YOUR ASSIGNMENT. Find the line that contains "Transcribe this image's" in the entries below. Output it and each later line exactly, and nothing else.

MATERIAL SHOWN.
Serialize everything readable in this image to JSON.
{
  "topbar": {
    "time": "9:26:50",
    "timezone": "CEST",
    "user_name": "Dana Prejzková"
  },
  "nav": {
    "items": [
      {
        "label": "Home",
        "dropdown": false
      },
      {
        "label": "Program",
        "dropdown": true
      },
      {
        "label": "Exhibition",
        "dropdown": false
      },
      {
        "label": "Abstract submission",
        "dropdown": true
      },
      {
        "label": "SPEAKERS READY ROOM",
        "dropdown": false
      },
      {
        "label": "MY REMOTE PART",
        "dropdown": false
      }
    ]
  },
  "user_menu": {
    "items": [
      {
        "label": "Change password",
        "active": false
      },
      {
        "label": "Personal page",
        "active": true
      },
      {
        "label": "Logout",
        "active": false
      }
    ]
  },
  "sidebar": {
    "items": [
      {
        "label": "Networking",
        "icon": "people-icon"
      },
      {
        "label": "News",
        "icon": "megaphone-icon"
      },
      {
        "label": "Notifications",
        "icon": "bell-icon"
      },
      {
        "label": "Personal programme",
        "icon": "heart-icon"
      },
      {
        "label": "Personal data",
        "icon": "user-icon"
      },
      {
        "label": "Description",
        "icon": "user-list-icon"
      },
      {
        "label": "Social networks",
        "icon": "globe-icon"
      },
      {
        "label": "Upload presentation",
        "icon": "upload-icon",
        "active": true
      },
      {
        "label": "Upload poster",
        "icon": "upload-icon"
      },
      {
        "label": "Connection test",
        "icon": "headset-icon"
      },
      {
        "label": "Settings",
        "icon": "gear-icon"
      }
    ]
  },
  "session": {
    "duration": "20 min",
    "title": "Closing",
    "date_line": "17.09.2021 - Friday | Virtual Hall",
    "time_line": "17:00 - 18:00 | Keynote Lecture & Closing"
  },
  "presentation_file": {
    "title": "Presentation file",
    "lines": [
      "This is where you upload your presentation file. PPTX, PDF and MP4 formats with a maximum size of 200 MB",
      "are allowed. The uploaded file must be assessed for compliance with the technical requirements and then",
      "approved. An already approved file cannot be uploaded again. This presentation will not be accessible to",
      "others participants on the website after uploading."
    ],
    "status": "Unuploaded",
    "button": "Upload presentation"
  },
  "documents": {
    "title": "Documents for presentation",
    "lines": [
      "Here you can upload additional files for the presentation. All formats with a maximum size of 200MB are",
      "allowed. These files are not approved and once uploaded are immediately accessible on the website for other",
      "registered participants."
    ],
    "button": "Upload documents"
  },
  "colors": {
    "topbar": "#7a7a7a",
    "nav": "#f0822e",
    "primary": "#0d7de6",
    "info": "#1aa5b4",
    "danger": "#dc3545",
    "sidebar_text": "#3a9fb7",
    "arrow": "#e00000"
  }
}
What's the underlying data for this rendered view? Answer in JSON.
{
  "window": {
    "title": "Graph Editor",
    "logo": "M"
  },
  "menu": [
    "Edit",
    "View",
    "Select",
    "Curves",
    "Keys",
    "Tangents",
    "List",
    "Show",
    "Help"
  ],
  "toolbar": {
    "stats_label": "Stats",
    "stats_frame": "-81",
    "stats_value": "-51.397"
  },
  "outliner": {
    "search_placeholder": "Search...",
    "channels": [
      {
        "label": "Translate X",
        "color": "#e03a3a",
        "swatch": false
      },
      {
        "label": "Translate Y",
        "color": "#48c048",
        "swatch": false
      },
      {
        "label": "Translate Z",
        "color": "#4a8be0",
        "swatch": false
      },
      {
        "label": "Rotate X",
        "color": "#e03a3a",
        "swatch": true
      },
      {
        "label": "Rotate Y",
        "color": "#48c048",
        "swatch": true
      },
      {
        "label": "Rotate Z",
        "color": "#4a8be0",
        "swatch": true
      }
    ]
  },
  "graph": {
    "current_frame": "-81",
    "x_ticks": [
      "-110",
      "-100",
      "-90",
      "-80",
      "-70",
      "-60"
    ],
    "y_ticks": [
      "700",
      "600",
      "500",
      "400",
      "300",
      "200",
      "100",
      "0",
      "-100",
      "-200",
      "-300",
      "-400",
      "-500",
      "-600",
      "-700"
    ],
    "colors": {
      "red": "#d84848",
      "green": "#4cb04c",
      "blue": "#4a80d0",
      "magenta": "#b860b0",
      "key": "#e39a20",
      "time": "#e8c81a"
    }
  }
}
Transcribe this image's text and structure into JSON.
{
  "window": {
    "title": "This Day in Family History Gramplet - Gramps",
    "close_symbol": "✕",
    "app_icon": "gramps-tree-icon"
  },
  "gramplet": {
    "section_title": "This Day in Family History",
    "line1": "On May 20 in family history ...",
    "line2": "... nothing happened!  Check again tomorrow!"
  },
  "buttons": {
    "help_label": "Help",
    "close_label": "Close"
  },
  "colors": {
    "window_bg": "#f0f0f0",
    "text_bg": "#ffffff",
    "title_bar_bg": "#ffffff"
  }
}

RESPONSE.
Transcribe this image's text and structure into JSON.
{
  "window": {
    "title": "This Day in Family History Gramplet - Gramps",
    "close_symbol": "✕",
    "app_icon": "gramps-tree-icon"
  },
  "gramplet": {
    "section_title": "This Day in Family History",
    "line1": "On May 20 in family history ...",
    "line2": "... nothing happened!  Check again tomorrow!"
  },
  "buttons": {
    "help_label": "Help",
    "close_label": "Close"
  },
  "colors": {
    "window_bg": "#f0f0f0",
    "text_bg": "#ffffff",
    "title_bar_bg": "#ffffff"
  }
}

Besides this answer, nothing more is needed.